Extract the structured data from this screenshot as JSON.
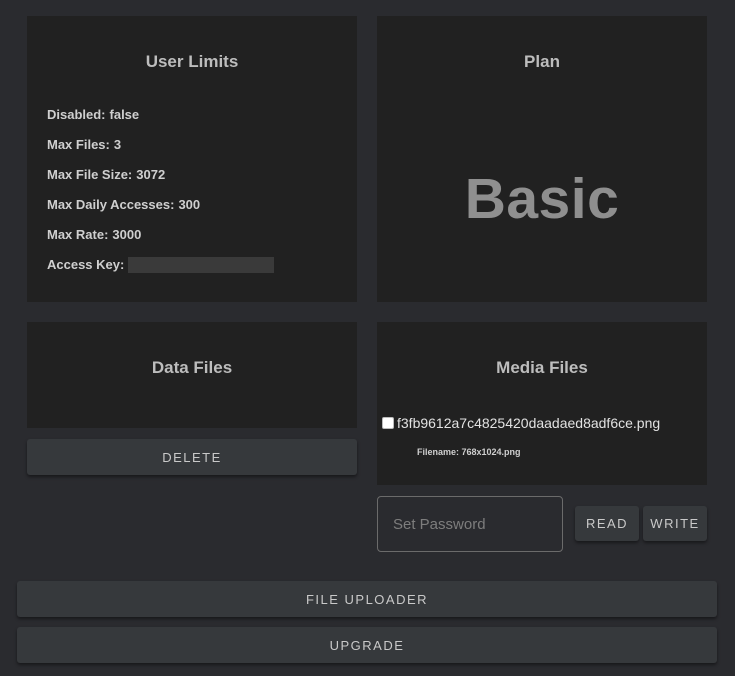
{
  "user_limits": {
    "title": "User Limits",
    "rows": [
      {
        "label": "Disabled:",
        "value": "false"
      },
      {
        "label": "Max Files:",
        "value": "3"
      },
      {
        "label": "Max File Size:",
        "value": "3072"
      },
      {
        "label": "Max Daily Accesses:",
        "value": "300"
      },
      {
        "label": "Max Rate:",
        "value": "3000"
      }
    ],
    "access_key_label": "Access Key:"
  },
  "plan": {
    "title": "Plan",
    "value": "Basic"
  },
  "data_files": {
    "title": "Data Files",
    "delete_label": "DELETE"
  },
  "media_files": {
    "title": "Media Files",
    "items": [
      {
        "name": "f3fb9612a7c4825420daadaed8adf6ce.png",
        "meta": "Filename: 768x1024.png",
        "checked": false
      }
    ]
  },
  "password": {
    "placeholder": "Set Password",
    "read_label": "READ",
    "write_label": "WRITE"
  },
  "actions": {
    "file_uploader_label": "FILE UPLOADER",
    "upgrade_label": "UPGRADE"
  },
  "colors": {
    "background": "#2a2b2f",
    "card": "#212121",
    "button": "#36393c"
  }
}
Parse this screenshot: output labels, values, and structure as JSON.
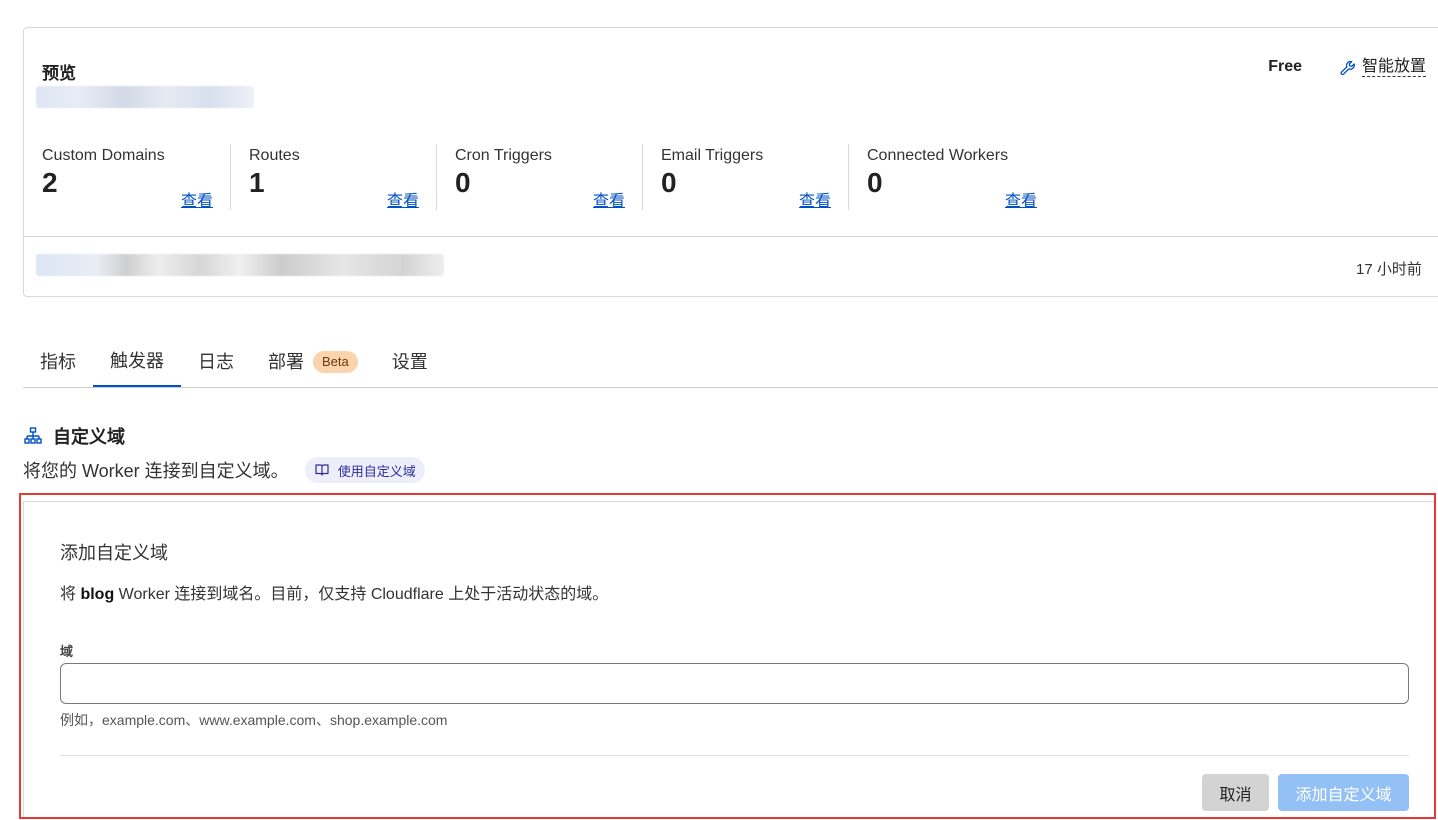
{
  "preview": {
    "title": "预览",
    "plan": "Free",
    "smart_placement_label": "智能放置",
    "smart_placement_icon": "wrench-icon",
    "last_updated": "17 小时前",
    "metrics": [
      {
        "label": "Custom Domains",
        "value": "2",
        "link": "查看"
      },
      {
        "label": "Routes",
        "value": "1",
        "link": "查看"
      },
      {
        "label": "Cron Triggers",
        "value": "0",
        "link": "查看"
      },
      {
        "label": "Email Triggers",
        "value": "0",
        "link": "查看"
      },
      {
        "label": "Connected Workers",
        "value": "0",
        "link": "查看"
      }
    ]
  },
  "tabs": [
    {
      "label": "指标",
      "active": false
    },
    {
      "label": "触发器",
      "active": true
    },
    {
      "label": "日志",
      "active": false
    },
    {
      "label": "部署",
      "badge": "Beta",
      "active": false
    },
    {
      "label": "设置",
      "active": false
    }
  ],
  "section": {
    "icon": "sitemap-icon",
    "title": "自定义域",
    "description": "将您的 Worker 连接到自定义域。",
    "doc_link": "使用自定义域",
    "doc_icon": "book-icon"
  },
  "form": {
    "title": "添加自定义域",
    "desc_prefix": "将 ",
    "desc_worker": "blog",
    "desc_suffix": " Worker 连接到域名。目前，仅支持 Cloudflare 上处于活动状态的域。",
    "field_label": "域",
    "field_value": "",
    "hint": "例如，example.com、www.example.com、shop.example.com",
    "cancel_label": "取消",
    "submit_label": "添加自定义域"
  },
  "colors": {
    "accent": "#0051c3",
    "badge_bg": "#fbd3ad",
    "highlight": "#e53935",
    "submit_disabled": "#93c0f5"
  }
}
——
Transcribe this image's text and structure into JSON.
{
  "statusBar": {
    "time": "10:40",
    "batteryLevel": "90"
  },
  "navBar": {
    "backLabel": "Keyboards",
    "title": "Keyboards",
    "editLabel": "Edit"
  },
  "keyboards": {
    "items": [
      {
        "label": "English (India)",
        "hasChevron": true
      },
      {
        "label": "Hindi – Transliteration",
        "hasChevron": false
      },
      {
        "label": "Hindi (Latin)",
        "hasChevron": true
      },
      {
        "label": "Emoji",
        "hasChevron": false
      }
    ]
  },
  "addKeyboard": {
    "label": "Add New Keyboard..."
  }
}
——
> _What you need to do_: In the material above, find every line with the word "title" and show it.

> _Solution below_:
    "title": "User Limits",
    "title": "Plan",
    "title": "Data Files",
    "title": "Media Files",
    "title": "预览",
    "title": "自定义域",
    "title": "添加自定义域",
    "title": "Keyboards",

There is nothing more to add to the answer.